$link [switches] file1 file2 ... fileN [-o file.e]

Call XC with the given argument list to link the indicated files and libraries. The value of the symbol LFLAGS (default value the null string) is automatically inserted at the beginning of the command line. This is equivalent to "!xc $(LFLAGS) ...".

$move file destination

Move the named file to the indicated directory, or rename the file in the current directory.

$omake file [dep1] [dep2 ...]

Compile the named source file if it does not have a corresponding object file in the current directory, if the object file is older, or if any of the listed dependency files are newer (or not found). The current value of the symbol XFLAGS is used if XC is called to compile the file.

$purge directory

Delete all old versions of all files in the named directory. Nothing is done if the system does not support multiple file versions.

$special directory : filelist ;

Add one or more files to the special file list for the host system. This is a system facility, not intended for use in applications mkpkg files. The special file list is a list of all source files needing special processing for the local host system. Examples of special files are files which are optimized in assembler (or some other nonstandard language), or files which must be compiled in a special way to get around bugs in a host compiler. The special file list makes it possible to flag arbitrary files for special processing, without having to modify the standard software distribution. In the IRAF system, the special file list is defined in the file "hlib$mkpkg.sf" which is included automatically by "hlib$" whenever mkpkg is run.

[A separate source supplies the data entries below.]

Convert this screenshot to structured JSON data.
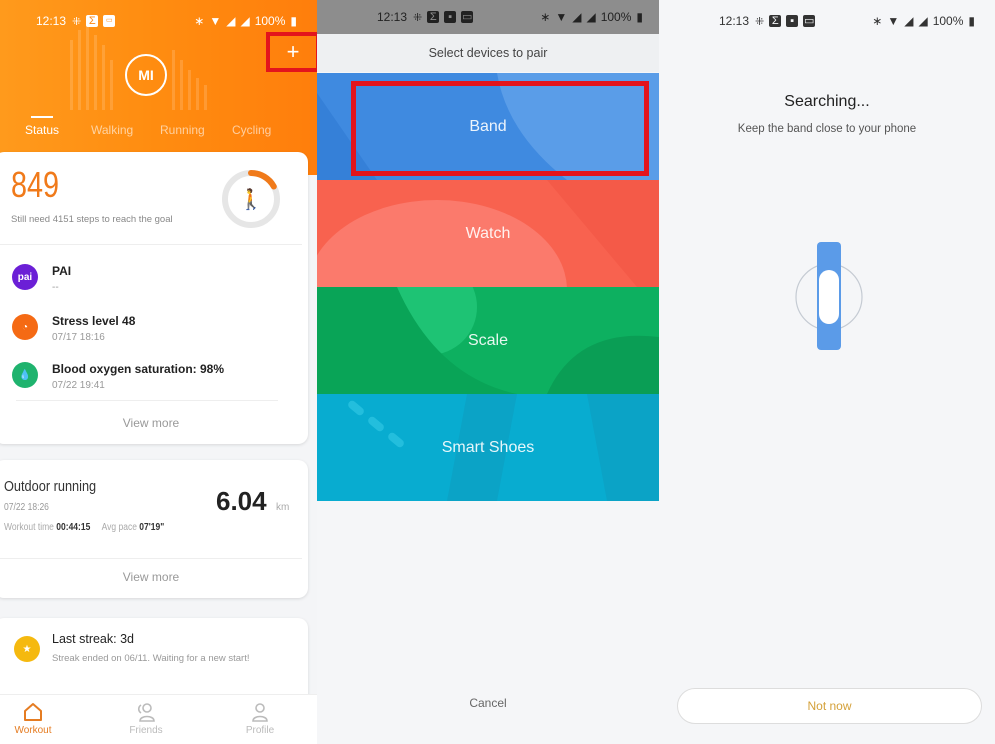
{
  "status_bar": {
    "time": "12:13",
    "battery": "100%"
  },
  "panel1": {
    "tabs": [
      {
        "label": "Status"
      },
      {
        "label": "Walking"
      },
      {
        "label": "Running"
      },
      {
        "label": "Cycling"
      }
    ],
    "add_icon": "+",
    "logo_text": "MI",
    "steps": {
      "value": "849",
      "subtitle": "Still need 4151 steps to reach the goal",
      "progress_fraction": 0.17
    },
    "metrics": [
      {
        "icon": "pai",
        "title": "PAI",
        "sub": "--",
        "color": "#6b1fd6"
      },
      {
        "icon": "stress",
        "title": "Stress level 48",
        "sub": "07/17 18:16",
        "color": "#f56a14"
      },
      {
        "icon": "blood-oxygen",
        "title": "Blood oxygen saturation: 98%",
        "sub": "07/22 19:41",
        "color": "#1fb36e"
      }
    ],
    "view_more": "View more",
    "workout": {
      "title": "Outdoor running",
      "date": "07/22 18:26",
      "time_label": "Workout time",
      "time_value": "00:44:15",
      "pace_label": "Avg pace",
      "pace_value": "07'19\"",
      "distance": "6.04",
      "unit": "km"
    },
    "streak": {
      "title": "Last streak: 3d",
      "sub": "Streak ended on 06/11. Waiting for a new start!"
    },
    "nav": [
      {
        "label": "Workout"
      },
      {
        "label": "Friends"
      },
      {
        "label": "Profile"
      }
    ]
  },
  "panel2": {
    "title": "Select devices to pair",
    "devices": [
      {
        "label": "Band",
        "color": "#3f8ae0"
      },
      {
        "label": "Watch",
        "color": "#f8624f"
      },
      {
        "label": "Scale",
        "color": "#0db060"
      },
      {
        "label": "Smart Shoes",
        "color": "#08acd0"
      }
    ],
    "cancel": "Cancel"
  },
  "panel3": {
    "title": "Searching...",
    "subtitle": "Keep the band close to your phone",
    "button": "Not now"
  }
}
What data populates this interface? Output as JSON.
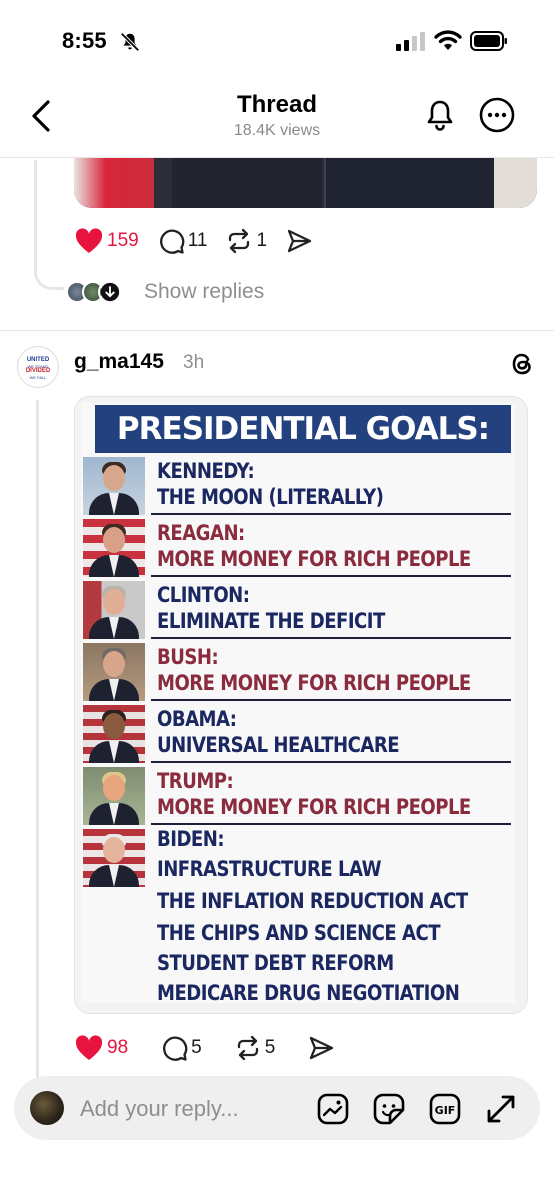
{
  "status_bar": {
    "time": "8:55"
  },
  "header": {
    "title": "Thread",
    "subtitle": "18.4K views"
  },
  "previous_post": {
    "likes": "159",
    "comments": "11",
    "reposts": "1",
    "show_replies_label": "Show replies"
  },
  "post": {
    "avatar_text": [
      "UNITED",
      "WE STAND",
      "DIVIDED",
      "WE FALL"
    ],
    "username": "g_ma145",
    "time": "3h",
    "meme": {
      "title": "PRESIDENTIAL GOALS:",
      "rows": [
        {
          "name": "KENNEDY:",
          "goals": [
            "THE MOON (LITERALLY)"
          ],
          "color": "blue"
        },
        {
          "name": "REAGAN:",
          "goals": [
            "MORE MONEY FOR RICH PEOPLE"
          ],
          "color": "red"
        },
        {
          "name": "CLINTON:",
          "goals": [
            "ELIMINATE THE DEFICIT"
          ],
          "color": "blue"
        },
        {
          "name": "BUSH:",
          "goals": [
            "MORE MONEY FOR RICH PEOPLE"
          ],
          "color": "red"
        },
        {
          "name": "OBAMA:",
          "goals": [
            "UNIVERSAL HEALTHCARE"
          ],
          "color": "blue"
        },
        {
          "name": "TRUMP:",
          "goals": [
            "MORE MONEY FOR RICH PEOPLE"
          ],
          "color": "red"
        },
        {
          "name": "BIDEN:",
          "goals": [
            "INFRASTRUCTURE LAW",
            "THE INFLATION REDUCTION ACT",
            "THE CHIPS AND SCIENCE ACT",
            "STUDENT DEBT REFORM",
            "MEDICARE DRUG NEGOTIATION"
          ],
          "color": "blue"
        }
      ]
    },
    "likes": "98",
    "comments": "5",
    "reposts": "5"
  },
  "reply_bar": {
    "placeholder": "Add your reply...",
    "gif_label": "GIF"
  },
  "colors": {
    "like_red": "#e8143f",
    "meme_blue": "#1a2761",
    "meme_red": "#8a2b3e",
    "meme_banner": "#23417f"
  }
}
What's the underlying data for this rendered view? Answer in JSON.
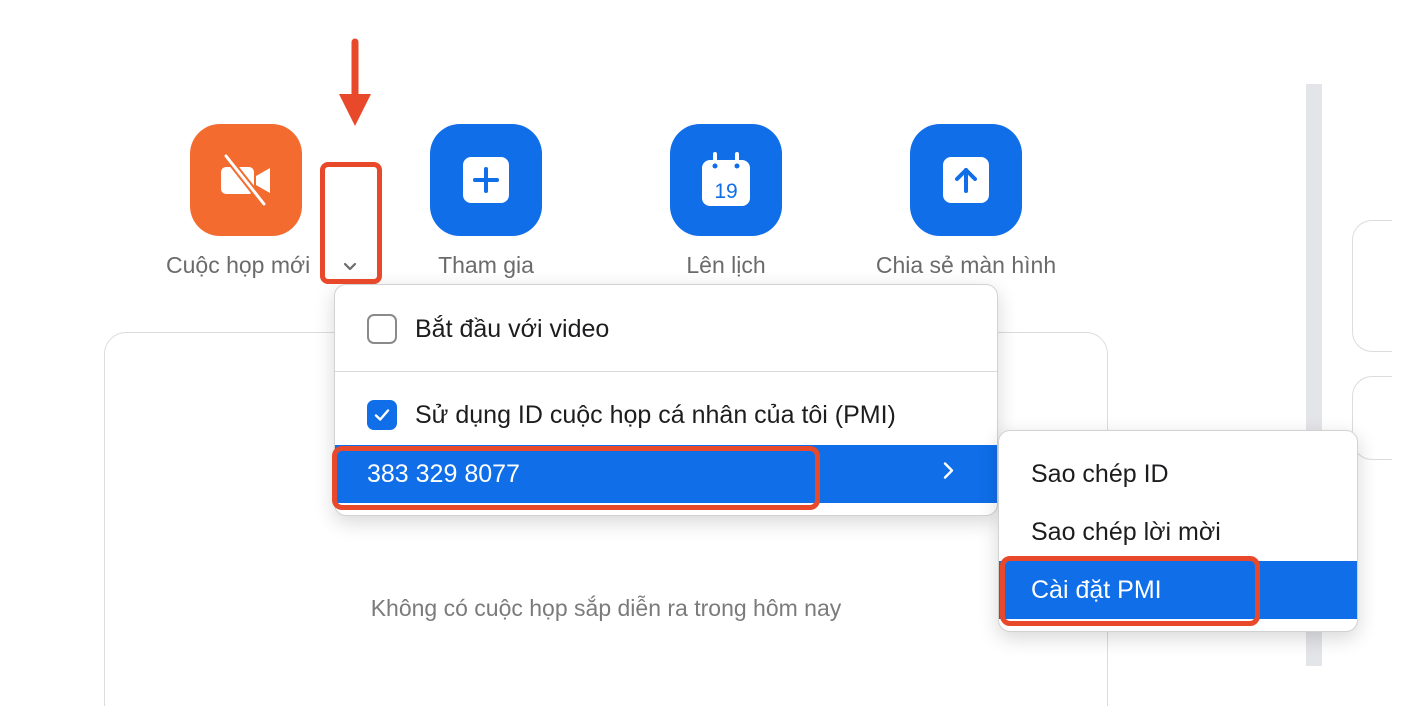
{
  "actions": [
    {
      "id": "new-meeting",
      "label": "Cuộc họp mới",
      "icon": "video-off-icon",
      "color": "#f46b2f"
    },
    {
      "id": "join",
      "label": "Tham gia",
      "icon": "plus-icon",
      "color": "#0f6ee8"
    },
    {
      "id": "schedule",
      "label": "Lên lịch",
      "icon": "calendar-icon",
      "calendar_day": "19",
      "color": "#0f6ee8"
    },
    {
      "id": "share-screen",
      "label": "Chia sẻ màn hình",
      "icon": "upload-icon",
      "color": "#0f6ee8"
    }
  ],
  "meetings_card": {
    "empty_text": "Không có cuộc họp sắp diễn ra trong hôm nay"
  },
  "dropdown": {
    "items": [
      {
        "label": "Bắt đầu với video",
        "checked": false
      },
      {
        "label": "Sử dụng ID cuộc họp cá nhân của tôi (PMI)",
        "checked": true
      }
    ],
    "pmi_number": "383 329 8077"
  },
  "submenu": {
    "items": [
      {
        "label": "Sao chép ID"
      },
      {
        "label": "Sao chép lời mời"
      },
      {
        "label": "Cài đặt PMI",
        "selected": true
      }
    ]
  },
  "colors": {
    "accent_blue": "#0f6ee8",
    "accent_orange": "#f46b2f",
    "annotation_red": "#e8492a"
  }
}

The syntax of a filelist entry is as follows:

modname source_file mkobj_command

where modname is the filename of a library module as it appears in a library module list for the named directory, source_file is the virtual pathname of the source file to be used in lieu of the standard portable source file modname, and mkobj_command is the mkpkg command (e.g., $xc or an OS escape) to be executed to compile the named module. The character "&" appearing in either the source file name or mkobj command is replaced by modname. If the mkobj_command is omitted the specified source file will be compiled with $XC using the current value of XFLAGS.

$xc [switches] file1 file2 ... fileN

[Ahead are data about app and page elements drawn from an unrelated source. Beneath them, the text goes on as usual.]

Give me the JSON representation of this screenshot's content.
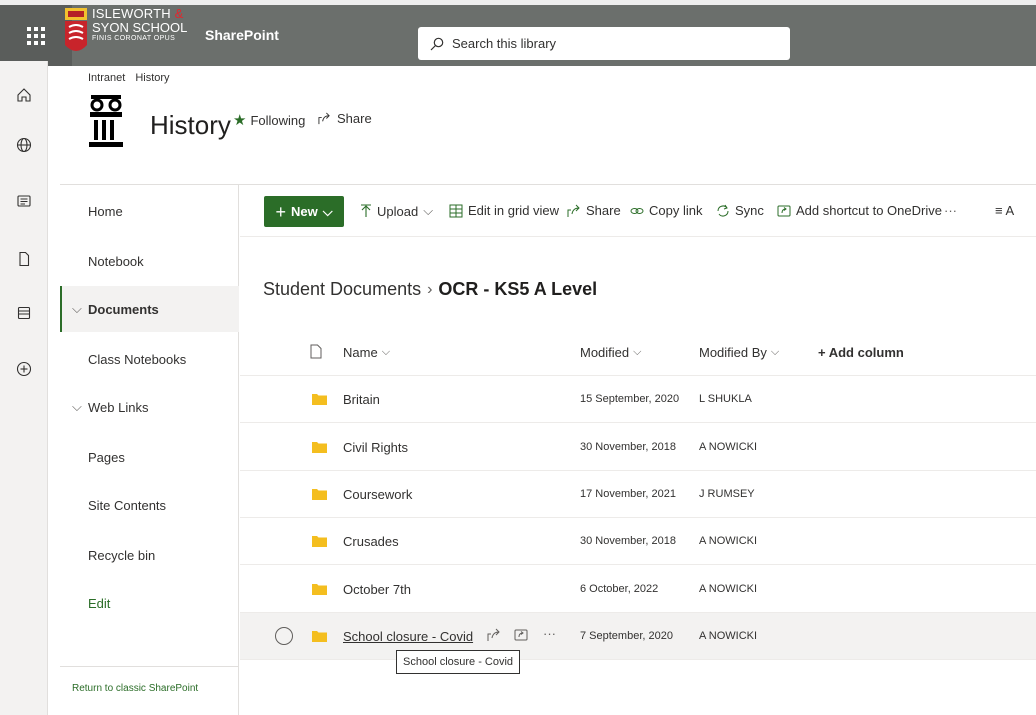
{
  "suitebar": {
    "school_line1": "ISLEWORTH",
    "school_amp": "&",
    "school_line2": "SYON SCHOOL",
    "school_motto": "FINIS CORONAT OPUS",
    "brand": "SharePoint",
    "search_placeholder": "Search this library",
    "bg_color": "#6b6f6c"
  },
  "site": {
    "breadcrumb": [
      "Intranet",
      "History"
    ],
    "title": "History",
    "following_label": "Following",
    "share_label": "Share"
  },
  "leftnav": {
    "items": [
      {
        "label": "Home"
      },
      {
        "label": "Notebook"
      },
      {
        "label": "Documents"
      },
      {
        "label": "Class Notebooks"
      },
      {
        "label": "Web Links"
      },
      {
        "label": "Pages"
      },
      {
        "label": "Site Contents"
      },
      {
        "label": "Recycle bin"
      },
      {
        "label": "Edit"
      }
    ],
    "classic_link": "Return to classic SharePoint"
  },
  "commandbar": {
    "new_label": "New",
    "upload_label": "Upload",
    "grid_label": "Edit in grid view",
    "share_label": "Share",
    "copylink_label": "Copy link",
    "sync_label": "Sync",
    "shortcut_label": "Add shortcut to OneDrive",
    "more_label": "···",
    "view_label": "≡ A",
    "accent_color": "#2b6d28"
  },
  "library": {
    "breadcrumb_parent": "Student Documents",
    "breadcrumb_current": "OCR - KS5 A Level",
    "columns": {
      "name": "Name",
      "modified": "Modified",
      "modified_by": "Modified By",
      "add_column": "+ Add column"
    },
    "rows": [
      {
        "name": "Britain",
        "modified": "15 September, 2020",
        "modified_by": "L SHUKLA"
      },
      {
        "name": "Civil Rights",
        "modified": "30 November, 2018",
        "modified_by": "A NOWICKI"
      },
      {
        "name": "Coursework",
        "modified": "17 November, 2021",
        "modified_by": "J RUMSEY"
      },
      {
        "name": "Crusades",
        "modified": "30 November, 2018",
        "modified_by": "A NOWICKI"
      },
      {
        "name": "October 7th",
        "modified": "6 October, 2022",
        "modified_by": "A NOWICKI"
      },
      {
        "name": "School closure - Covid",
        "modified": "7 September, 2020",
        "modified_by": "A NOWICKI"
      }
    ],
    "tooltip": "School closure - Covid",
    "row_more": "···"
  }
}
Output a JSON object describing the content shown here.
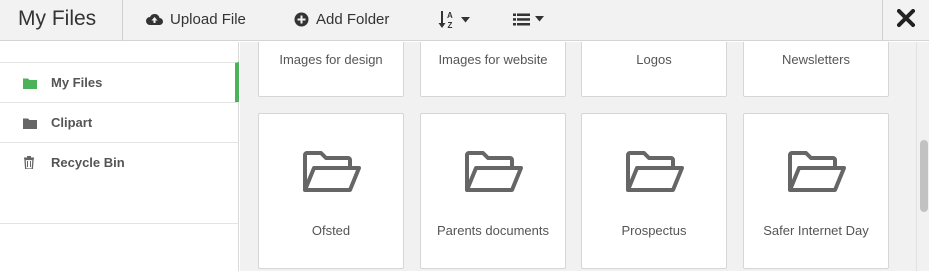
{
  "header": {
    "title": "My Files",
    "upload_label": "Upload File",
    "add_folder_label": "Add Folder",
    "sort_icon": "sort-alpha-icon",
    "view_icon": "list-view-icon",
    "close_icon": "close-icon"
  },
  "sidebar": {
    "items": [
      {
        "label": "My Files",
        "icon": "folder-icon",
        "active": true,
        "icon_color": "#4cb25a"
      },
      {
        "label": "Clipart",
        "icon": "folder-icon",
        "active": false,
        "icon_color": "#666666"
      },
      {
        "label": "Recycle Bin",
        "icon": "trash-icon",
        "active": false,
        "icon_color": "#666666"
      }
    ]
  },
  "folders": [
    {
      "name": "Images for design"
    },
    {
      "name": "Images for website"
    },
    {
      "name": "Logos"
    },
    {
      "name": "Newsletters"
    },
    {
      "name": "Ofsted"
    },
    {
      "name": "Parents documents"
    },
    {
      "name": "Prospectus"
    },
    {
      "name": "Safer Internet Day"
    }
  ],
  "colors": {
    "accent": "#4cb25a",
    "icon_gray": "#666666"
  }
}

Call the XC compiler to compile the named files. Note that the value of the symbol XFLAGS is not used when XC is explicitly called in this fashion (XFLAGS is used by $update and $omake).

$debug [on|off]

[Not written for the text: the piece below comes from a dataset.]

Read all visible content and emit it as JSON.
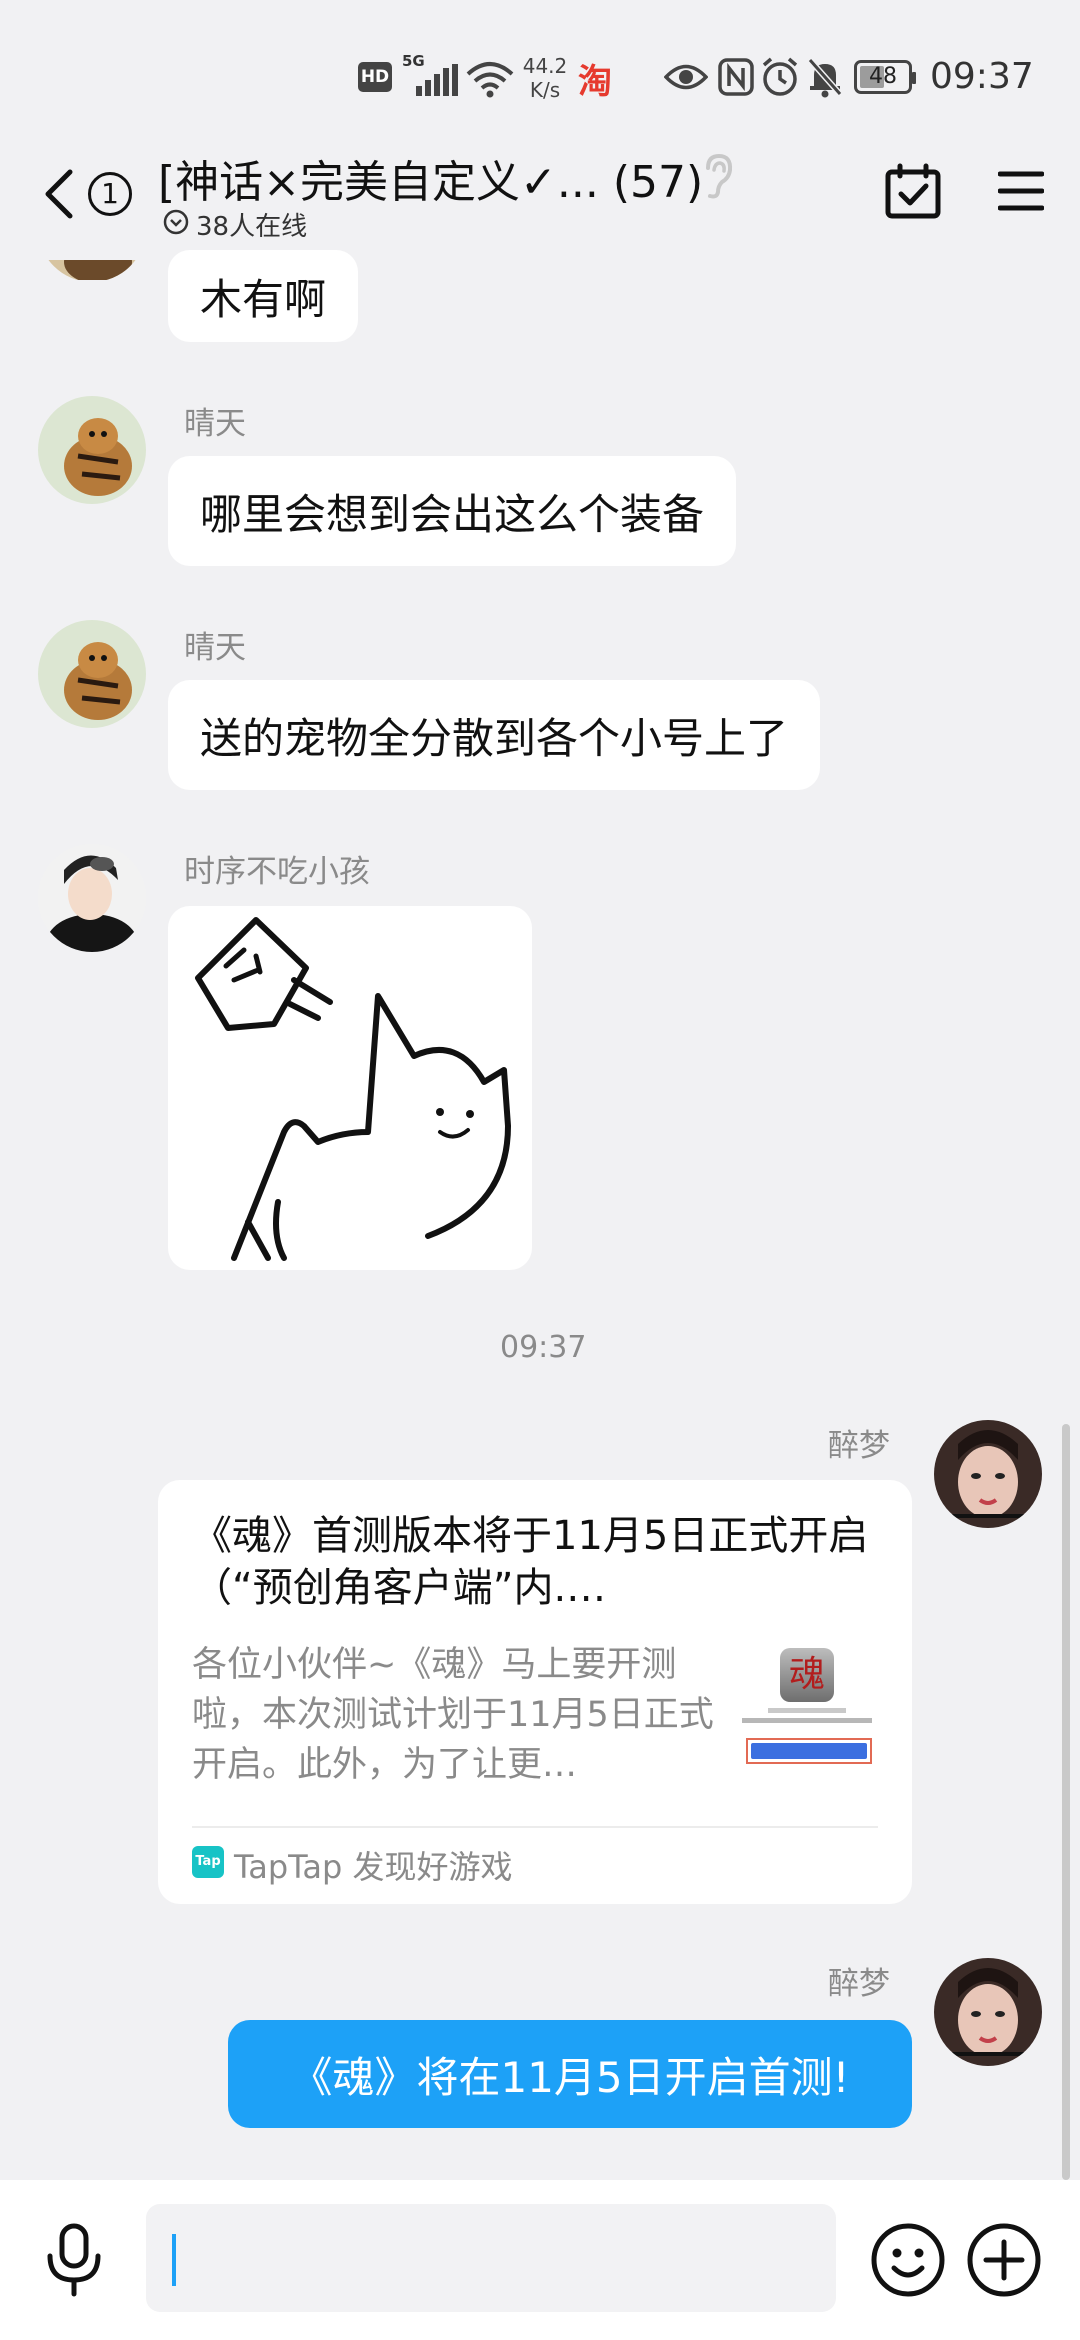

Turn debug mode on or off. If no argument is supplied debug mode is turned on. Turning on debug mode automatically enables verbose mode.

$verbose [on|off]

Turn verbose mode on or off. If no argument is supplied verbose mode is turned on.

5. Error Recovery

mkpkg is implemented in such a way that it is restartable. If a mkpkg operation terminates prematurely for some reason, e.g., because of a compile error, execution error (such as cannot find the mkpkgfile in a subdirectory), interrupt, etc., then the mkpkg command can be repeated after correcting the error, without repeating the operations already completed. If mkpkg is interrupted it may leave checked out files, objects compiled but not yet updated in a library, etc. lying about, but this is harmless and the intermediate files will be cleaned up when the errors have been corrected and the run successfully completes.

Update the current package.

cl> mkpkg

Update the package library but do not relink.

cl> mkpkg libpkg.a

Make a listing of the package.

cl> mkpkg listing

Sample mkpkg-file for the above commands:

# Make my package.
$call relink
$update libpkg.a
$omake x_mypkg.x
$link x_mypkg.o -lxtools
task1.x pkg.h
filea.x pkg.h <fset.h>
!pr task1.x task2.x file[ab].x | vpr -Pvup


generic(1), xc(1).

There is also information in the README.softools in the IRAF documentation directory.


This manual page was taken from the IRAF mkpkg.hlp help file.

Novemver 2017 IRAF 2.16.1